These findings suggest a new model for Vipp1 action: that it is required to co-ordinate the formation of emergency protein synthesis centres, required for the rapid production of new proteins under stress conditions. Since proteins related to Vipp1 are found in many non-photosynthetic bacteria such as E. coli, we may have identified a stress defence mechanism that is widespread in bacteria. Future work will test this possibility.

A second major research output concerns the localisation and activity of the bidirectional hydrogenase in cyanobacteria. This enzyme has attracted biotechnogical interest as it potentially provides a route to efficient solar-powered biological hydrogen generation. Our work establishes a specific thylakoid membrane localisation of the hydrogenase, and shows that this localisation is important for physiological electron supply, and is under physiological control.
Exploitation Route Our work on Vipp1 and other thylakoid membrane biogenesis factors makes a significant contribution to understanding cyanobacterial thylakoid membrane generation, currently the subject of intense research.

If our current model of Vipp1 action proves to be correct, it will have considerable implications for the possible modes of action of related proteins such as PspA, which are widespread in non-photosynthetic bacteria and appear important for stress protection in many situations, including infection.

Our work on the localisation and activity of the cyanobacterial hydrogenase will be important for all those trying to optimise the efficiency of solar-powered biohydrogen production.
Sectors Energy,Manufacturing, including Industrial Biotechology,Pharmaceuticals and Medical Biotechnology

Description So far, one aspect of our work has attracted biotechnological attention: this is our work on electron transport switches in cyanobacteria that depend on the spatial distribution of electron transport complexes.
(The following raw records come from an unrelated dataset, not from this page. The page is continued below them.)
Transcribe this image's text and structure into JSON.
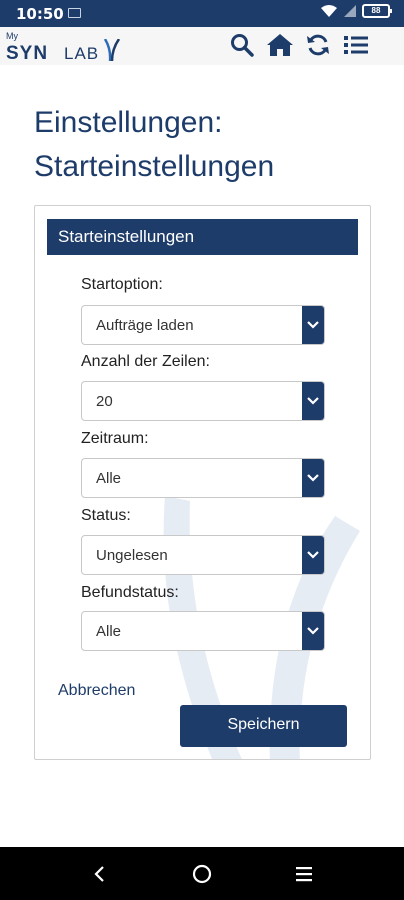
{
  "status_bar": {
    "time": "10:50",
    "battery": "88"
  },
  "app_bar": {
    "logo_my": "My",
    "logo_syn": "SYN",
    "logo_lab": "LAB",
    "icons": [
      "search-icon",
      "home-icon",
      "refresh-icon",
      "menu-list-icon"
    ]
  },
  "page": {
    "title_line1": "Einstellungen:",
    "title_line2": "Starteinstellungen"
  },
  "card": {
    "header": "Starteinstellungen",
    "fields": [
      {
        "label": "Startoption:",
        "value": "Aufträge laden"
      },
      {
        "label": "Anzahl der Zeilen:",
        "value": "20"
      },
      {
        "label": "Zeitraum:",
        "value": "Alle"
      },
      {
        "label": "Status:",
        "value": "Ungelesen"
      },
      {
        "label": "Befundstatus:",
        "value": "Alle"
      }
    ],
    "cancel_label": "Abbrechen",
    "save_label": "Speichern"
  },
  "nav_bar": {
    "buttons": [
      "back-icon",
      "home-circle-icon",
      "recents-icon"
    ]
  },
  "colors": {
    "brand": "#1e3c6a",
    "watermark": "#e6ecf4"
  }
}
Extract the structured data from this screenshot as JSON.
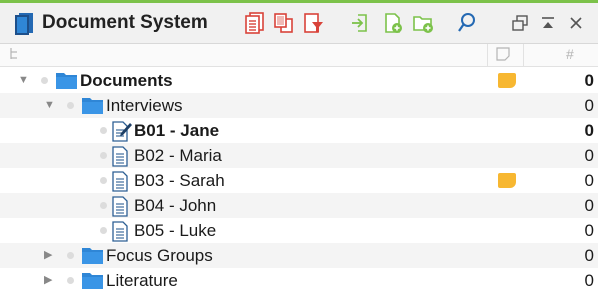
{
  "window": {
    "title": "Document System"
  },
  "toolbar": {
    "buttons": [
      "new-document-icon",
      "duplicate-document-icon",
      "filter-document-icon",
      "import-icon",
      "new-document-group-icon",
      "new-folder-icon",
      "search-icon"
    ],
    "window_buttons": [
      "undock-icon",
      "maximize-icon",
      "close-icon"
    ],
    "accent": "#d9433a"
  },
  "columns": {
    "tree_icon": "tree-icon",
    "memo_icon": "memo-column-icon",
    "count": "#"
  },
  "tree": [
    {
      "label": "Documents",
      "count": "0",
      "bold": true,
      "memo": true,
      "type": "folder",
      "expander": "▼"
    },
    {
      "label": "Interviews",
      "count": "0",
      "bold": false,
      "memo": false,
      "type": "folder",
      "expander": "▼"
    },
    {
      "label": "B01 - Jane",
      "count": "0",
      "bold": true,
      "memo": false,
      "type": "doc-edit"
    },
    {
      "label": "B02 - Maria",
      "count": "0",
      "bold": false,
      "memo": false,
      "type": "doc"
    },
    {
      "label": "B03 - Sarah",
      "count": "0",
      "bold": false,
      "memo": true,
      "type": "doc"
    },
    {
      "label": "B04 - John",
      "count": "0",
      "bold": false,
      "memo": false,
      "type": "doc"
    },
    {
      "label": "B05 - Luke",
      "count": "0",
      "bold": false,
      "memo": false,
      "type": "doc"
    },
    {
      "label": "Focus Groups",
      "count": "0",
      "bold": false,
      "memo": false,
      "type": "folder",
      "expander": "▶"
    },
    {
      "label": "Literature",
      "count": "0",
      "bold": false,
      "memo": false,
      "type": "folder",
      "expander": "▶"
    }
  ],
  "colors": {
    "folder": "#2f86d6",
    "memo": "#f7b731",
    "accent_bar": "#7cc24a",
    "title_icon": "#2469b3"
  }
}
We are currently in discussion with a bioenergy firm with a view to testing mutants for their potential for solar-powered biofuel production.
First Year Of Impact 2012
Sector Energy
Impact Types Economic

Description ScyCode
Amount € 2,500,000 (EUR)
Funding ID ScyCode 
Organisation German Research Foundation 
Sector Charity/Non Profit
Country Germany
Start 01/2019 
End 12/2021